  24. Lineweaver, C.H. and D. Schwartzman, 2004, Cosmic Thermobiology. In: Origins (ed. J. Seckbach), 233-248, Kluwer. Schwartzman, D., 1999, 2002 (updated paperback), Life, Temperature and the Earth: The Self-Organizing Biosphere. Columbia Univ. Press. Schwartzman, D.W., 2008, Coevolution of the Biosphere and Climate, In: Encyclopedia of Ecology (S.E. Jorgensen and B. Fath, eds), pp. 648-658, 1st Edition, Elsevier B.V., Oxford. Schwartzman, D.W. and L. P. Knauth, 2009, A hot climate on early Earth: implications to biospheric evolution. In: K.J. Meech et al. (eds.) Bioastronomy 2007: Molecules, Microbes, and Extraterrestrial Life, Astronomical Society of the Pacific Conference Series Vol. 420, San Francisco, pp. 221-228. Schwartzman, D. and C.H. Lineweaver, 2004, Temperature, Biogenesis and Biospheric Self-Organization. In: Non-Equilibrium Thermodynamics and the Production of Entropy:Life, Earth, and Beyond (eds. A. Kleidon and R. Lorenz), chapter 16, Springer Verlag. Schwartzman D, Middendorf M., and M.Armour-Chelu, 2009, Was climate the prime releaser for encephalization? Climatic Change 95, Issue 3: 439-447. References

  25. Supplementary Material

  26. Schwartzman, D. (1999, 2002) Life, Temperature and the Earth: The Self-Organizing Biosphere. Columbia Univ. Press.

  27. (O18/O16) chert (SiO2) = f (temperature) (O18/O16) seawater

  28. Paul Knauth’s slide and data

  29. Paul Knauth’s slide

  30. Hren et al., 2009, Nature 462: 205-208. O and H isotopes in 3.42 Ga Archean cherts:   Their conclusion: Cherts formed in waters below 40 deg C.  However, the hydrogen extracted in their analysis is not likely derived from in-situ OH groups, rather is an artifact of sample preparation, and as such represented modern, not Archean hydrogen isotopic ratios. (Paul Knauth, personal communication)

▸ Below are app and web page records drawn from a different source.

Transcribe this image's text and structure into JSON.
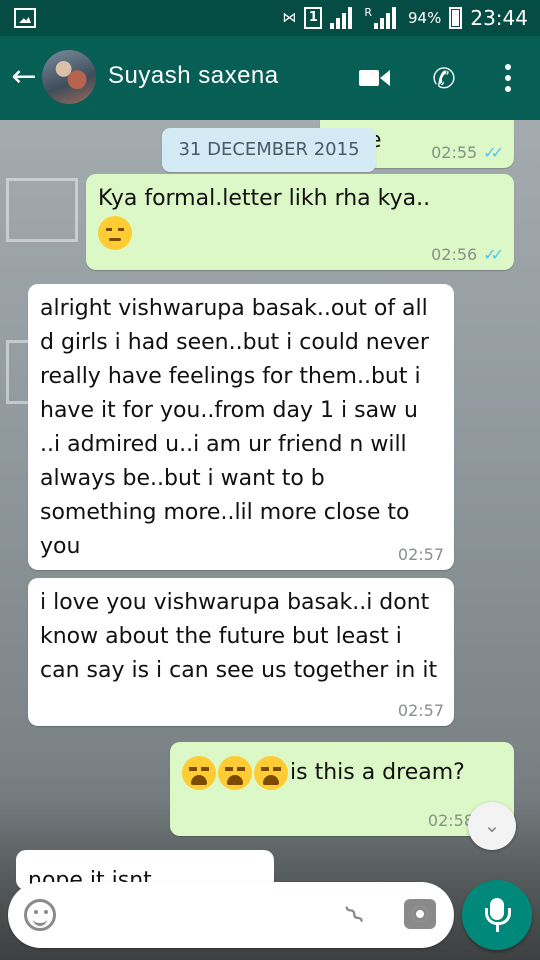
{
  "status_bar": {
    "battery_percent": "94%",
    "time": "23:44",
    "sim_label": "1",
    "network_label": "R"
  },
  "header": {
    "contact_name": "Suyash saxena"
  },
  "chat": {
    "date_chip": "31 DECEMBER 2015",
    "messages": [
      {
        "direction": "outgoing",
        "text": "e",
        "time": "02:55",
        "read": true
      },
      {
        "direction": "outgoing",
        "text": "Kya formal.letter likh rha kya..",
        "emoji": "unamused-face",
        "time": "02:56",
        "read": true
      },
      {
        "direction": "incoming",
        "text": "alright vishwarupa basak..out of all d girls i had seen..but i could never really have feelings for them..but i have it for you..from day 1 i saw u ..i admired u..i am ur friend n will always be..but i want to b something more..lil more close to you",
        "time": "02:57"
      },
      {
        "direction": "incoming",
        "text": "i love you vishwarupa basak..i dont know about the future but least i can say is i can see us together in it",
        "time": "02:57"
      },
      {
        "direction": "outgoing",
        "text": "is this a dream?",
        "emoji": "loudly-crying-face x3",
        "time": "02:58"
      },
      {
        "direction": "incoming",
        "text": "nope it isnt"
      }
    ]
  },
  "composer": {
    "placeholder": ""
  },
  "colors": {
    "app_bar": "#075e54",
    "status_bar": "#054d44",
    "outgoing_bubble": "#dcf8c6",
    "incoming_bubble": "#ffffff",
    "mic_button": "#00897b",
    "read_ticks": "#4fc3f7"
  }
}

  31. Blake et al., 2010, Nature 464: 1029-1032. • Isotopic analysis of Archean phosphate inclusions in chert: • Their conclusion: Inclusions crystallized in a ocean with similar • temperature to the present (26 to 35 deg C).  But the O isotopic of • the host chert was not measured, which very likely equilibrated with the • minute phosphate inclusions during metamorphism, thereby changing • the original oxygen isotopic ratio in the phosphate grains (Paul Knauth, • personal communication). Nevertheless, they concluded the Archean • seawater oxygen isotopic composition was similar to the present, in • direct contradiction to the significantly lower O18/O16 ratio inferred  in • Hren et al.’s analysis required to give their low temperatures. 

  32. Climatic cooling as a necessary condition for encephalization Schwartzman, D. and G. Middendorf, 2000, Biospheric cooling and the emergence of intelligence, In: A New Era in Bioastronomy, ASP Conference Series, Vol. 213, (G. Lemarchand and K. Meech, eds.), 425-429.

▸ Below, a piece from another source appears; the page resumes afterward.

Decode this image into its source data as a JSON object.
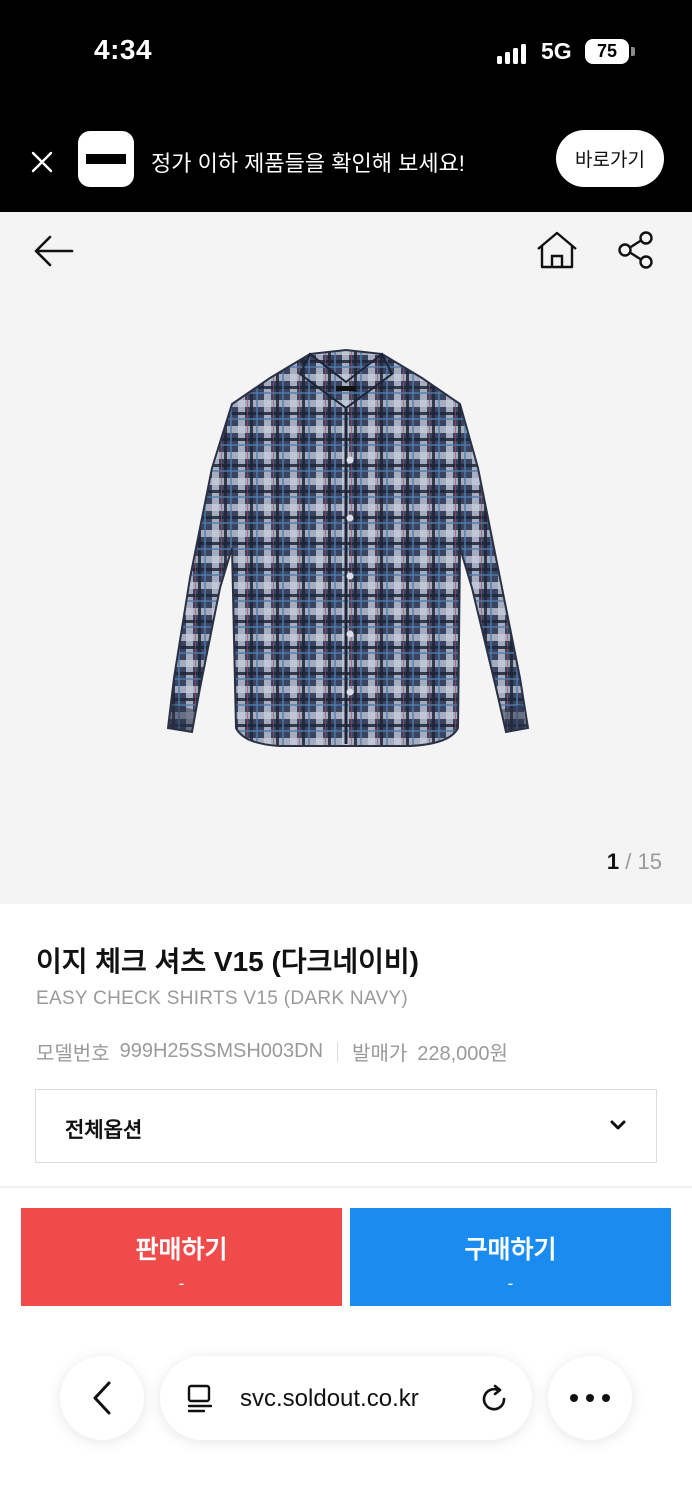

  33. Implications to biotic and biospheric evolution: 1) Temperature constraint on emergence of major organismal groups. • 2) Atmospheric pO2 constraint on macroeucaryotes, including metazoa • in the Phanerozoic (Berner et al., 2007, Science 316: 557-558). • 3) Atmospheric pCO2 constraint on emergence of cyanobacteria, • lichens and leaves (megaphylls) in Devonian. • 4) A geophysiology of biospheric evolution, likewise on Earth-like • planets around Sun-like stars. • The highest level of niche-construction is the biosphere(see John • Odling-Smee, 2007, Niche inheritance: a possible basis for classifying multiple • inheritance systems in evolution. Biological Theory 2(3) 276–289.)

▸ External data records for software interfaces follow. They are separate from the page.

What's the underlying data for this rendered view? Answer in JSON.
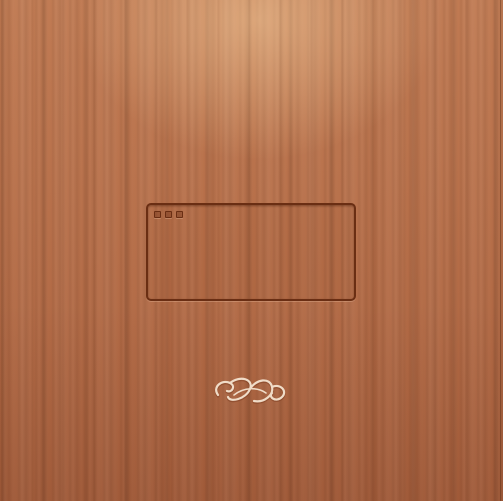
{
  "desktop": {
    "background": "wood-texture",
    "colors": {
      "wood_light": "#c07a52",
      "wood_dark": "#a85f3c",
      "frame_stroke": "#6a2e13",
      "flourish_light": "#f0dcc8",
      "flourish_shadow": "#7a3a1c"
    }
  },
  "window": {
    "controls": [
      {
        "icon": "close-icon"
      },
      {
        "icon": "minimize-icon"
      },
      {
        "icon": "maximize-icon"
      }
    ]
  },
  "logo": {
    "icon": "flourish-ornament-icon"
  }
}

  34. Quasi-determinism Multiple outcomes from the same initial conditions ? Randomness in impact history, multiple attractor states in mantle convection and steady-state climate regimes. Vary initial conditions: Will different geochemical environments (e.g.,trace element concentrations) generate different biochemistries, hence different temperature limits to phototrophy, oxygenic photosynthesis, “complex” life? Since a variety of geochemical environments likely existed on early Earth, were other biochemistries lost? Future: Compute, create and observe alternative biochemistries